It is easier to incorporate someone’s lifestyle into another's if they are similar to begin with. But differences inevitably show up. For example, sometimes one party of a relationship partakes in a certain recreational plant and the other does not.

This is a big difference. A lot can be inferred about someone based on if they smoke weed or not. And a lot of those inferences put stoners as being incompatible with squares.

Stoners tend to see squares as unable to relax, too concerned with how they are perceived and close minded. Squares tend to see stoners as lazy, irresponsible and blind to the consequences of their actions.

Even as people and society mature past these binary beliefs, these assumptions stick around in our subconscious. Even in a loving, long-term relationship between a stoner and a square, it can be hard to move past these assumptions.

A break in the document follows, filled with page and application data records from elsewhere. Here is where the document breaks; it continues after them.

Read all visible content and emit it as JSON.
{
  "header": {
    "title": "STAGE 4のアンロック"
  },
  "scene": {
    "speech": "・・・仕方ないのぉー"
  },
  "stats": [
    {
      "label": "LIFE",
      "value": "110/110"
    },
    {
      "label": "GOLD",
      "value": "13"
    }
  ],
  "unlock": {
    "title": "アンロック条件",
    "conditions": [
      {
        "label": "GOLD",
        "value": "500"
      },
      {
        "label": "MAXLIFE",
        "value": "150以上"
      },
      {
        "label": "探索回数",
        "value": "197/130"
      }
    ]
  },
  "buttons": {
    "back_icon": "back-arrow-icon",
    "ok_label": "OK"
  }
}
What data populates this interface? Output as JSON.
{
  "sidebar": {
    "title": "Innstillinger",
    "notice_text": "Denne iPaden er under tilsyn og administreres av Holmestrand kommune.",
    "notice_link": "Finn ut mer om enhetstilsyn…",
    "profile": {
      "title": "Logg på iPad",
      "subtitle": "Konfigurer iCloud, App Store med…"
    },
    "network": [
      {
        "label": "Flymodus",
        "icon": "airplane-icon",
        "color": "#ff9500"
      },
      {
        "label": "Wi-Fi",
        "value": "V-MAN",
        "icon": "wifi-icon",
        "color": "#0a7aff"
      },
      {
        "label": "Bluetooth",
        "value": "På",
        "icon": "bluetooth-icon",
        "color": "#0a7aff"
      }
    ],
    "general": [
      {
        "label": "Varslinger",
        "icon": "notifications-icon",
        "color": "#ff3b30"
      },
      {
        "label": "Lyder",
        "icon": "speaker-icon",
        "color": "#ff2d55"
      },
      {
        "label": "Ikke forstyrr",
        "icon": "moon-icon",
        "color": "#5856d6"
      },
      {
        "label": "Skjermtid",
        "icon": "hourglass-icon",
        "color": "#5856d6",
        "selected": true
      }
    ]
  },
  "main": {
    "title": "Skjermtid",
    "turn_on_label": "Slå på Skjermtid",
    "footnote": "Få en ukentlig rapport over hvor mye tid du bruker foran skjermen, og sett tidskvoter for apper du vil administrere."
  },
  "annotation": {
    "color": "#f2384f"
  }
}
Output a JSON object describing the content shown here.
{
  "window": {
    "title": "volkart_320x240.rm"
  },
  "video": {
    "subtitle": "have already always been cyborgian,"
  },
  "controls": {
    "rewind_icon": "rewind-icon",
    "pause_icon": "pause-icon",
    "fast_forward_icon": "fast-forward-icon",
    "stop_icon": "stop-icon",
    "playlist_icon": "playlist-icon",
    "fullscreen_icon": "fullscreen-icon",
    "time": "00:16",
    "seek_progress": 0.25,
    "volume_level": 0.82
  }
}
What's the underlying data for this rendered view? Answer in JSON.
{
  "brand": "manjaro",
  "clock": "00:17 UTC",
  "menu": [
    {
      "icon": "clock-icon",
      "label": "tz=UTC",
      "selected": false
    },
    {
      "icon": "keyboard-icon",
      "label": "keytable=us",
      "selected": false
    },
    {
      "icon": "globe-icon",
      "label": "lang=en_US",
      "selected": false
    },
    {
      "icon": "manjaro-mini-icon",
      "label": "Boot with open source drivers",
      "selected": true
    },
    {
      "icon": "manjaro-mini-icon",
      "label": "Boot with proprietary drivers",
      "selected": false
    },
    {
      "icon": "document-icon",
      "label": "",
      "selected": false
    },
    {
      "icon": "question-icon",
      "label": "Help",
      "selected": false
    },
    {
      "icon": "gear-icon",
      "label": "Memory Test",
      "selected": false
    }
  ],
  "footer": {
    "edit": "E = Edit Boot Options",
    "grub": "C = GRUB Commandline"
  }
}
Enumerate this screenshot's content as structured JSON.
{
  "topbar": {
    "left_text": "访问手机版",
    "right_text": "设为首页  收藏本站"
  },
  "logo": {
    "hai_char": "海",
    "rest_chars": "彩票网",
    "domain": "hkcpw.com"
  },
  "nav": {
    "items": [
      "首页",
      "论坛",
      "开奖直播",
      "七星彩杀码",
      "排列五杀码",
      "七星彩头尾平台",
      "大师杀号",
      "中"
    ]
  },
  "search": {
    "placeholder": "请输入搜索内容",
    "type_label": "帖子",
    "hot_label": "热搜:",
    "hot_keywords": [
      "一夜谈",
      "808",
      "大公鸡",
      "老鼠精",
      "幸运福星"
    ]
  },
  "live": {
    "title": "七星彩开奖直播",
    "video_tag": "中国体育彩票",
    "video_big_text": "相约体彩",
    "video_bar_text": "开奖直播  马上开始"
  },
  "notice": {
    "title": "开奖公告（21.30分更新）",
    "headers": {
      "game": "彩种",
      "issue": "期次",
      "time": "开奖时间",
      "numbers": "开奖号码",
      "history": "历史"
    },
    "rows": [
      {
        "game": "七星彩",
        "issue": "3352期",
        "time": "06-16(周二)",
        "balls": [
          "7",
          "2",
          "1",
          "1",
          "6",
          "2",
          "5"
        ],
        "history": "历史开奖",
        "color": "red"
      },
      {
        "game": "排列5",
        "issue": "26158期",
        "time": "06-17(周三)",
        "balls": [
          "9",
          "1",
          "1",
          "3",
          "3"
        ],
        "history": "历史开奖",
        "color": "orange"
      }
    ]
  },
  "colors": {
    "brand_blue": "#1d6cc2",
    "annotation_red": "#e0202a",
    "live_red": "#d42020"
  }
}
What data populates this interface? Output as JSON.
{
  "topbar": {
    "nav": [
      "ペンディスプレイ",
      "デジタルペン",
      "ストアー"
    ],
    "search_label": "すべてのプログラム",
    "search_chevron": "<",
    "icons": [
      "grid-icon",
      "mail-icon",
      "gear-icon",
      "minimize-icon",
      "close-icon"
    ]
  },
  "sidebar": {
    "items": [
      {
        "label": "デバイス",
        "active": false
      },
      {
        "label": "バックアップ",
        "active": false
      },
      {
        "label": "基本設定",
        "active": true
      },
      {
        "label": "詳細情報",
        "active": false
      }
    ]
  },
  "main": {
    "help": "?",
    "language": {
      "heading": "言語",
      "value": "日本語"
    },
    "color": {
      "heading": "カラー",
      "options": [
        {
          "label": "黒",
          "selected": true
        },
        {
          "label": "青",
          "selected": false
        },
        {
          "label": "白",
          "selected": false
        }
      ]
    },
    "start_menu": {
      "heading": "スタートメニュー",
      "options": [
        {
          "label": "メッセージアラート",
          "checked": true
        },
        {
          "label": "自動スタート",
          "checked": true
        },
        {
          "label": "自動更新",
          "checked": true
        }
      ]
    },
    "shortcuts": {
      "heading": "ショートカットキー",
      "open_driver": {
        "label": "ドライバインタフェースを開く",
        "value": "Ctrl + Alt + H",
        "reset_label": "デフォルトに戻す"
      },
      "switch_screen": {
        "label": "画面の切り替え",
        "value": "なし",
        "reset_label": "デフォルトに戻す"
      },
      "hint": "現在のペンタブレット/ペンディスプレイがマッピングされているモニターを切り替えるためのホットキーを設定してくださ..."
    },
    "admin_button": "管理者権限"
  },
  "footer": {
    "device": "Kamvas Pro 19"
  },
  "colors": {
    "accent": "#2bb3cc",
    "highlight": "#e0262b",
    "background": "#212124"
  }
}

The issue can bring up insecurities, especially for the square. It can make that person wonder if they are cool enough for their partner, or if their partner will eventually choose weed over them.

On the stoner’s end, they can be faced with judgment and a sense of moral righteousness from their partner. They might feel like they have to hide a part of their life. In the end, one partner smoking while the other does not is only one lifestyle difference — one of countless, that has to be reconciled with in order to make a relationship work. In my relationship, it has been harder reconciling our different beliefs on “Family Guy” than on smoking pot.

This issue can be treated just like any other major difference. Both individuals should respect the choices of their partner. If they do not, there really is no point in continuing the relationship.

The stoner should respect their partner’s choice to not smoke and should never pressure them into it. Generally, you should never pressure your partner into doing anything they are uncomfortable with. If you ask your partner if they want to smoke and they decline, drop it. Do not try to convince them or continue to ask them. Just respect their decision and trust that if they change their mind, they will tell you.

Squares should respect their partner’s choice to smoke. Understand that they have already weighed the costs and made their choice. If a square does not want their partner to smoke around them, they should say so and the couple should work together to set up boundaries. Because my partner and I have talked about and worked through our different beliefs on weed, we have a stronger relationship. It is just as good, if not better than if we were the same.

So, go talk about your true feelings and then go blaze it.